(Dallas, TX – October 2015) Amanda knew there was something wrong when at the age of 18 months, Madelyn wasn’t walking yet. “She would step and just stand there. She didn’t know where she was going,” said Amanda. Her thoughts were confirmed when she and her husband took their daughter to the eye doctor who diagnosed her with a vision problem.
They gave her glasses and she did begin to walk soon after that, but then Amanda began to notice Madelyn’s eyes drifting. Ultimately, Madelyn would endure three surgeries to correct the strabismus (“crossed eyes”) and patching therapy to correct the amblyopia (“lazy eye”). However, there is one thing that treatment is unable to improve, and that is the way Madelyn reads—a pattern that allows her to understand the words that she is reading, but it is a pattern that causes her to read more slowly.
Madelyn is not alone. There are one to two children in every classroom with amblyopia, and reading is a common struggle for these children even though they have one eye with good vision. Unfortunately, these children are required to meet the same testing standards as children with good vision in both eyes even though they need more time to read.

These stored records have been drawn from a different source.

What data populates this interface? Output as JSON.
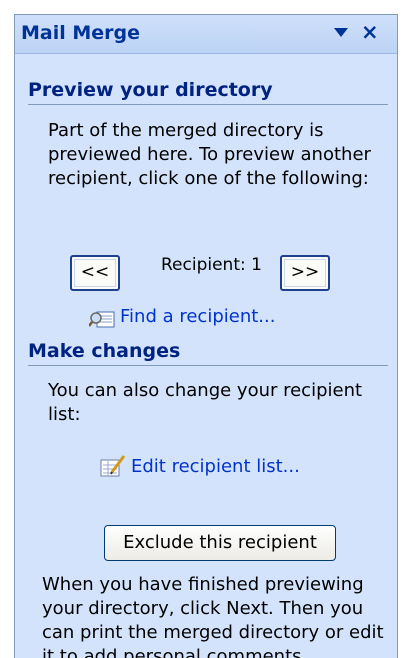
{
  "pane": {
    "title": "Mail Merge",
    "dropdown_icon": "triangle-down",
    "close_label": "×"
  },
  "preview": {
    "heading": "Preview your directory",
    "description": "Part of the merged directory is previewed here. To preview another recipient, click one of the following:",
    "prev_label": "<<",
    "recipient_label": "Recipient: 1",
    "next_label": ">>",
    "find_link": "Find a recipient..."
  },
  "changes": {
    "heading": "Make changes",
    "description": "You can also change your recipient list:",
    "edit_link": "Edit recipient list...",
    "exclude_label": "Exclude this recipient",
    "footer_text": "When you have finished previewing your directory, click Next. Then you can print the merged directory or edit it to add personal comments."
  },
  "colors": {
    "pane_bg": "#d4e3fc",
    "heading": "#002280",
    "link": "#0033cc",
    "title": "#003399"
  }
}
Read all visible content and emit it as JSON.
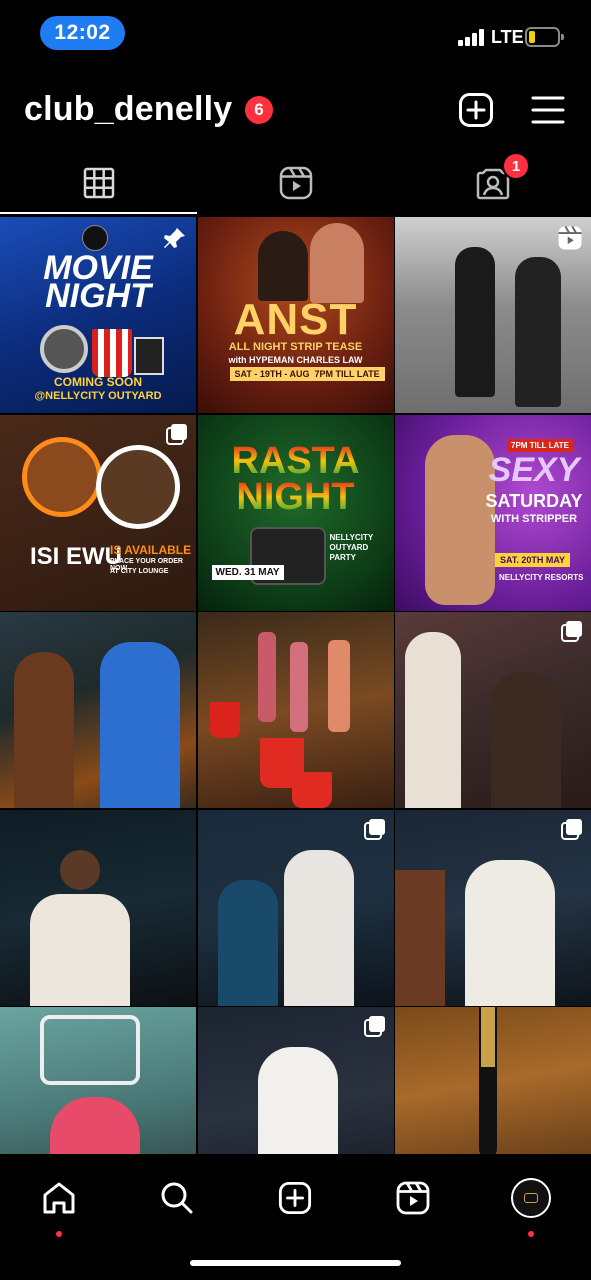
{
  "status": {
    "time": "12:02",
    "network": "LTE",
    "battery_color": "#f6d000"
  },
  "header": {
    "username": "club_denelly",
    "notification_count": "6"
  },
  "tabs": {
    "tagged_badge": "1"
  },
  "posts": [
    {
      "line1": "MOVIE",
      "line2": "NIGHT",
      "line3": "COMING SOON",
      "line4": "@NELLYCITY OUTYARD",
      "pinned": true
    },
    {
      "line1": "ANST",
      "line2": "ALL NIGHT STRIP TEASE",
      "line3": "with HYPEMAN CHARLES LAW",
      "line4": "SAT - 19TH - AUG",
      "line5": "7PM TILL LATE"
    },
    {
      "type": "reel"
    },
    {
      "line1": "ISI EWU",
      "line2": "IS AVAILABLE",
      "line3": "PLACE YOUR ORDER NOW",
      "line4": "AT CITY LOUNGE",
      "carousel": true
    },
    {
      "line1": "RASTA",
      "line2": "NIGHT",
      "line3": "NELLYCITY OUTYARD PARTY",
      "line4": "WED. 31 MAY"
    },
    {
      "line1": "7PM TILL LATE",
      "line2": "SEXY",
      "line3": "SATURDAY",
      "line4": "WITH STRIPPER",
      "line5": "SAT. 20TH MAY",
      "line6": "NELLYCITY RESORTS"
    },
    {
      "type": "photo"
    },
    {
      "type": "photo"
    },
    {
      "type": "photo",
      "carousel": true
    },
    {
      "type": "photo"
    },
    {
      "type": "photo",
      "carousel": true
    },
    {
      "type": "photo",
      "carousel": true
    },
    {
      "type": "photo"
    },
    {
      "type": "photo",
      "carousel": true
    },
    {
      "type": "photo"
    }
  ],
  "icons": {
    "header": [
      "plus-square-icon",
      "menu-icon"
    ],
    "tabs": [
      "grid-icon",
      "reels-icon",
      "tagged-icon"
    ],
    "nav": [
      "home-icon",
      "search-icon",
      "create-icon",
      "reels-icon",
      "profile-avatar"
    ]
  },
  "colors": {
    "badge": "#ff3040",
    "time_pill": "#1f7cf2"
  }
}
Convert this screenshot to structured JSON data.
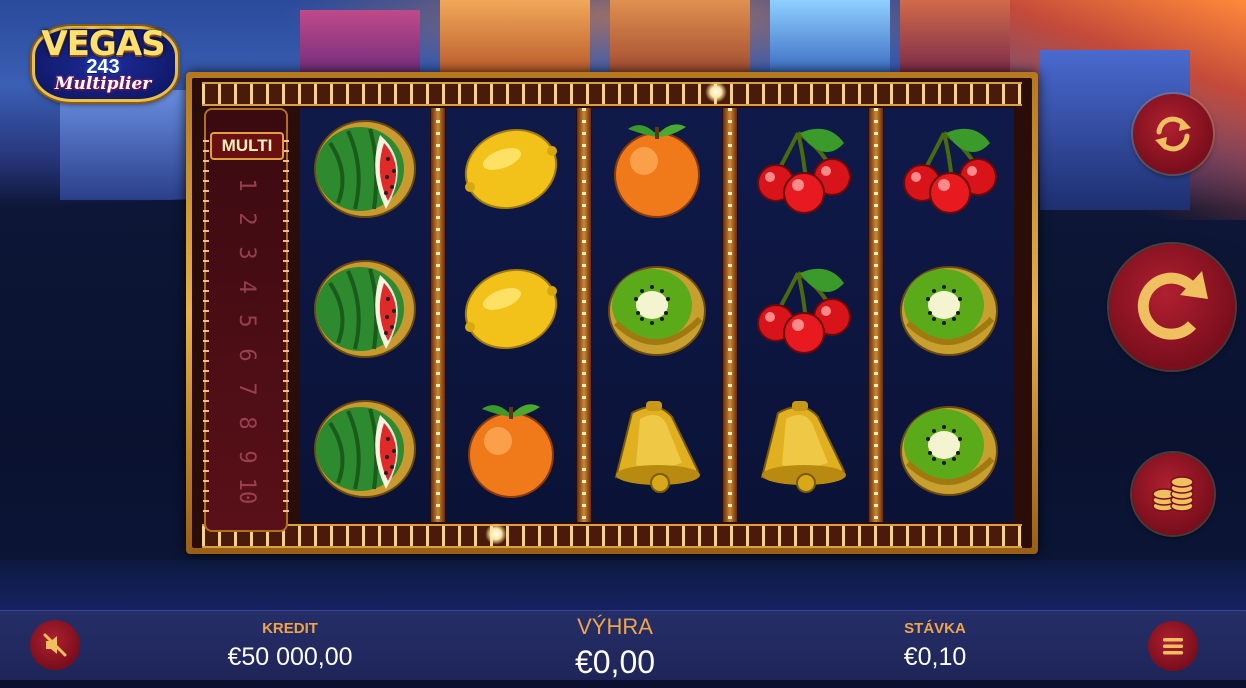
{
  "logo": {
    "line1": "VEGAS",
    "line2": "243",
    "line3": "Multiplier"
  },
  "multiplier": {
    "label": "MULTI",
    "levels": [
      "1",
      "2",
      "3",
      "4",
      "5",
      "6",
      "7",
      "8",
      "9",
      "10"
    ]
  },
  "reels": [
    [
      "watermelon",
      "watermelon",
      "watermelon"
    ],
    [
      "lemon",
      "lemon",
      "orange"
    ],
    [
      "orange",
      "kiwi",
      "bell"
    ],
    [
      "cherries",
      "cherries",
      "bell"
    ],
    [
      "cherries",
      "kiwi",
      "kiwi"
    ]
  ],
  "controls": {
    "autoplay_icon": "autoplay-icon",
    "spin_icon": "spin-icon",
    "bet_icon": "coins-icon",
    "mute_icon": "sound-muted-icon",
    "menu_icon": "menu-icon"
  },
  "bottom_bar": {
    "credit_label": "KREDIT",
    "credit_value": "€50 000,00",
    "win_label": "VÝHRA",
    "win_value": "€0,00",
    "bet_label": "STÁVKA",
    "bet_value": "€0,10"
  },
  "colors": {
    "accent_label": "#f0a44a",
    "button_red": "#7a0e1c",
    "button_icon_gold": "#f0c060",
    "bar_bg": "#1d2558"
  }
}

Amanda brought Madelyn to the Retina Foundation of the Southwest at the recommendation of her pediatric ophthalmologist and the research and vision testing has made a significant impact in helping Madelyn gain accommodations for her reading. The Crystal Charity Ball Pediatric Vision Evaluation Center began a reading and motor skills research study one year ago for children with amblyopia, and the reports given to the parents have been used to help the children qualify for resources to succeed academically.
“The reading test at the Retina Foundation helped me understand how Madelyn reads and how her eyes function. It takes her a long time to focus on one word. It’s not scanning like we do. When they explained it to me and watching how she reads, it makes a lot more sense as to why reading is so difficult for her,” said Amanda.
Amanda was able to take the results of Madelyn’s reading test directly to her school counselor who was able to secure a magnifying prism for Madelyn to use during reading assignments and tests. Her teachers give Madelyn several days to take tests and they also limit her testing to an hour at a time because her eyes get very tired from the constant focusing on each individual word. These accommodations, which gives Madelyn more time to take her tests beyond one testing session has helped her succeed in school.
Amanda agrees that Madelyn’s story is a story of resilience and achievement. There is very little that Madelyn is unable to do now that she has the tools to thrive. She also foresees that there is very little that can stand in her way of accomplishing her dreams.